While OTI strongly supports the passage of the USA FREEDOM Act as introduced, we would strongly oppose any amendments that would weaken or undermine the provisions of the bill. We are particularly opposed to amendments that would create new requirements for telecommunications companies to retain data that they don’t already store for their own business purposes, or authorize new cybersecurity information sharing as has been proposed in CISA (S. 2588), the Cybersecurity Information Sharing Act.
A new data retention mandate would impose significant economic and technical burdens on America’s Internet and communications industries. Further, it would pose significant threats to Americans’ privacy and data security. The president indicated he does not support data retention, the Director of National Intelligence has stated that it is unnecessary to protect national security, and the advocacy community and major tech and communications companies including Verizon are on record as strongly opposing them.

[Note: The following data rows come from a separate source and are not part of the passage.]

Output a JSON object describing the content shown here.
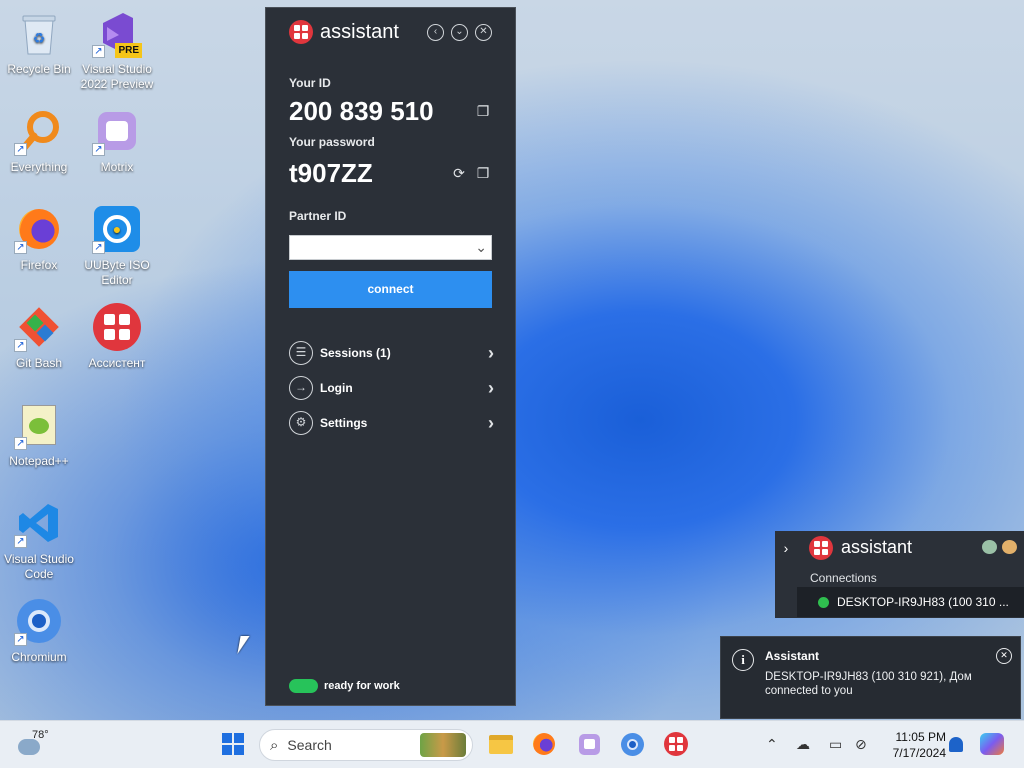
{
  "desktop": {
    "icons": [
      {
        "label": "Recycle Bin",
        "icon": "recycle-bin-icon"
      },
      {
        "label": "Visual Studio 2022 Preview",
        "icon": "visual-studio-icon",
        "badge": "PRE"
      },
      {
        "label": "Everything",
        "icon": "everything-search-icon"
      },
      {
        "label": "Motrix",
        "icon": "motrix-icon"
      },
      {
        "label": "Firefox",
        "icon": "firefox-icon"
      },
      {
        "label": "UUByte ISO Editor",
        "icon": "uubyte-iso-editor-icon"
      },
      {
        "label": "Git Bash",
        "icon": "git-bash-icon"
      },
      {
        "label": "Ассистент",
        "icon": "assistant-icon"
      },
      {
        "label": "Notepad++",
        "icon": "notepad-plus-plus-icon"
      },
      {
        "label": "Visual Studio Code",
        "icon": "vscode-icon"
      },
      {
        "label": "Chromium",
        "icon": "chromium-icon"
      }
    ]
  },
  "assistant_panel": {
    "brand": "assistant",
    "your_id_label": "Your ID",
    "your_id": "200 839 510",
    "password_label": "Your password",
    "password": "t907ZZ",
    "partner_id_label": "Partner ID",
    "partner_id_value": "",
    "connect_label": "connect",
    "menu": [
      {
        "label": "Sessions (1)",
        "icon": "list-icon"
      },
      {
        "label": "Login",
        "icon": "login-icon"
      },
      {
        "label": "Settings",
        "icon": "gears-icon"
      }
    ],
    "status_text": "ready for work",
    "status_color": "#27c35a",
    "accent_color": "#2d8ff0",
    "brand_color": "#e0363d"
  },
  "connections_flyout": {
    "brand": "assistant",
    "section_title": "Connections",
    "connection": "DESKTOP-IR9JH83 (100 310 ..."
  },
  "toast": {
    "title": "Assistant",
    "body": "DESKTOP-IR9JH83 (100 310 921), Дом connected to you"
  },
  "taskbar": {
    "weather_temp": "78°",
    "search_placeholder": "Search",
    "time": "11:05 PM",
    "date": "7/17/2024",
    "pinned": [
      "windows-start-icon",
      "file-explorer-icon",
      "firefox-icon",
      "motrix-icon",
      "chromium-icon",
      "assistant-icon"
    ],
    "tray": [
      "chevron-up-icon",
      "onedrive-offline-icon",
      "display-icon",
      "network-icon",
      "notification-bell-icon",
      "copilot-icon"
    ]
  }
}
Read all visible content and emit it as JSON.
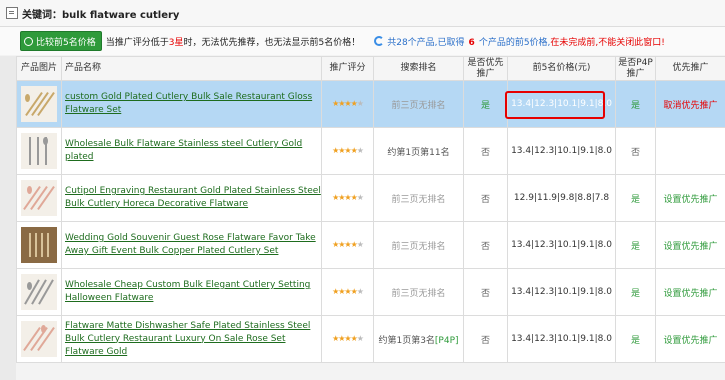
{
  "title": {
    "keyword_label": "关键词：bulk flatware cutlery"
  },
  "toolbar": {
    "compare_label": "比较前5名价格",
    "notice_pre": "当推广评分低于",
    "notice_star": "3星",
    "notice_post": "时，无法优先推荐，也无法显示前5名价格！",
    "sum_pre": "共28个产品,已取得",
    "sum_num": "6",
    "sum_mid": "个产品的前5价格,",
    "sum_warn": "在未完成前,不能关闭此窗口!"
  },
  "table": {
    "headers": [
      "产品图片",
      "产品名称",
      "推广评分",
      "搜索排名",
      "是否优先推广",
      "前5名价格(元)",
      "是否P4P推广",
      "优先推广"
    ],
    "rows": [
      {
        "thumb": "gold-cutlery",
        "name": "custom Gold Plated Cutlery Bulk Sale Restaurant Gloss Flatware Set",
        "stars": 4,
        "rank": "前三页无排名",
        "priority": "是",
        "prices": "13.4|12.3|10.1|9.1|8.0",
        "p4p": "是",
        "action": "取消优先推广"
      },
      {
        "thumb": "silver-cutlery",
        "name": "Wholesale Bulk Flatware Stainless steel Cutlery Gold plated",
        "stars": 4,
        "rank": "约第1页第11名",
        "priority": "否",
        "prices": "13.4|12.3|10.1|9.1|8.0",
        "p4p": "否",
        "action": ""
      },
      {
        "thumb": "pink-cutlery",
        "name": "Cutipol Engraving Restaurant Gold Plated Stainless Steel Bulk Cutlery Horeca Decorative Flatware",
        "stars": 4,
        "rank": "前三页无排名",
        "priority": "否",
        "prices": "12.9|11.9|9.8|8.8|7.8",
        "p4p": "是",
        "action": "设置优先推广"
      },
      {
        "thumb": "gift-box",
        "name": "Wedding Gold Souvenir Guest Rose Flatware Favor Take Away Gift Event Bulk Copper Plated Cutlery Set",
        "stars": 4,
        "rank": "前三页无排名",
        "priority": "否",
        "prices": "13.4|12.3|10.1|9.1|8.0",
        "p4p": "是",
        "action": "设置优先推广"
      },
      {
        "thumb": "silver-set",
        "name": "Wholesale Cheap Custom Bulk Elegant Cutlery Setting Halloween Flatware",
        "stars": 4,
        "rank": "前三页无排名",
        "priority": "否",
        "prices": "13.4|12.3|10.1|9.1|8.0",
        "p4p": "是",
        "action": "设置优先推广"
      },
      {
        "thumb": "rose-cutlery",
        "name": "Flatware Matte Dishwasher Safe Plated Stainless Steel Bulk Cutlery Restaurant Luxury On Sale Rose Set Flatware Gold",
        "stars": 4,
        "rank": "约第1页第3名",
        "rank_tag": "[P4P]",
        "priority": "否",
        "prices": "13.4|12.3|10.1|9.1|8.0",
        "p4p": "是",
        "action": "设置优先推广"
      }
    ]
  },
  "colors": {
    "accent_green": "#2e9a3a",
    "selected_row": "#b5d8f4",
    "warning_red": "#e60000",
    "link_green": "#1e6c1e"
  }
}
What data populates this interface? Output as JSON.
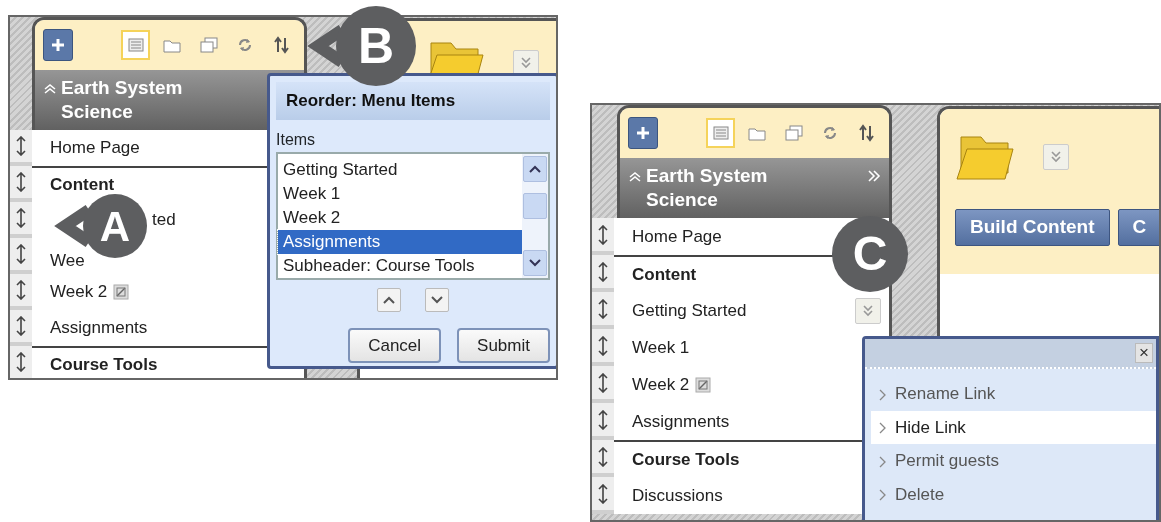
{
  "screens": [
    {
      "course_title": "Earth System Science",
      "header_menu_button": false,
      "menu": [
        {
          "kind": "link",
          "label": "Home Page",
          "hidden": false,
          "expanded": false
        },
        {
          "kind": "header",
          "label": "Content",
          "hidden": false,
          "expanded": false
        },
        {
          "kind": "tail",
          "label": "ted",
          "hidden": false,
          "expanded": false
        },
        {
          "kind": "link",
          "label": "Wee",
          "hidden": false,
          "expanded": false
        },
        {
          "kind": "link",
          "label": "Week 2",
          "hidden": true,
          "expanded": false
        },
        {
          "kind": "link",
          "label": "Assignments",
          "hidden": false,
          "expanded": false
        },
        {
          "kind": "header",
          "label": "Course Tools",
          "hidden": false,
          "expanded": false
        }
      ],
      "reorder_dialog": {
        "title": "Reorder: Menu Items",
        "list_label": "Items",
        "items": [
          {
            "label": "Getting Started",
            "selected": false
          },
          {
            "label": "Week 1",
            "selected": false
          },
          {
            "label": "Week 2",
            "selected": false
          },
          {
            "label": "Assignments",
            "selected": true
          },
          {
            "label": "Subheader: Course Tools",
            "selected": false
          }
        ],
        "buttons": [
          "Cancel",
          "Submit"
        ]
      },
      "callouts": [
        "A",
        "B"
      ]
    },
    {
      "course_title": "Earth System Science",
      "header_menu_button": true,
      "menu": [
        {
          "kind": "link",
          "label": "Home Page",
          "hidden": false,
          "expanded": false
        },
        {
          "kind": "header",
          "label": "Content",
          "hidden": false,
          "expanded": false
        },
        {
          "kind": "link",
          "label": "Getting Started",
          "hidden": false,
          "expanded": true
        },
        {
          "kind": "link",
          "label": "Week 1",
          "hidden": false,
          "expanded": false
        },
        {
          "kind": "link",
          "label": "Week 2",
          "hidden": true,
          "expanded": false
        },
        {
          "kind": "link",
          "label": "Assignments",
          "hidden": false,
          "expanded": false
        },
        {
          "kind": "header",
          "label": "Course Tools",
          "hidden": false,
          "expanded": false
        },
        {
          "kind": "link",
          "label": "Discussions",
          "hidden": false,
          "expanded": false
        }
      ],
      "content_buttons": [
        "Build Content",
        "C"
      ],
      "context_menu": {
        "close": "×",
        "items": [
          {
            "label": "Rename Link",
            "selected": false
          },
          {
            "label": "Hide Link",
            "selected": true
          },
          {
            "label": "Permit guests",
            "selected": false
          },
          {
            "label": "Delete",
            "selected": false
          }
        ]
      },
      "callouts": [
        "C"
      ]
    }
  ]
}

CISA also poses a serious threat to Americans’ privacy and Internet security as it would authorize automatic information sharing with the NSA, a broad scope of cybersecurity countermeasures that could harm innocent Internet users, and sweeping liability protections that would absolve companies from harms associated with actions taken pursuant to the bill.
“Next week, the Senate has the opportunity to pass historic reforms that will rein in the NSA’s mass surveillance programs, significantly improve protections for Americans’ privacy, and increase the public’s understanding of the scope of the NSA’s activities,” said Robyn Greene, OTI Policy Counsel specializing in surveillance and cybersecurity. “It’s critical that the Senate pass USA FREEDOM without tacking on toxic amendments like a new data retention mandate or unrelated cybersecurity information-sharing legislation. Such amendments would kill the bill and threaten the very privacy that the USA FREEDOM Act seeks to help restore.”
Policy Director, Open Technology Institute, New America
Media Relations Associate, New America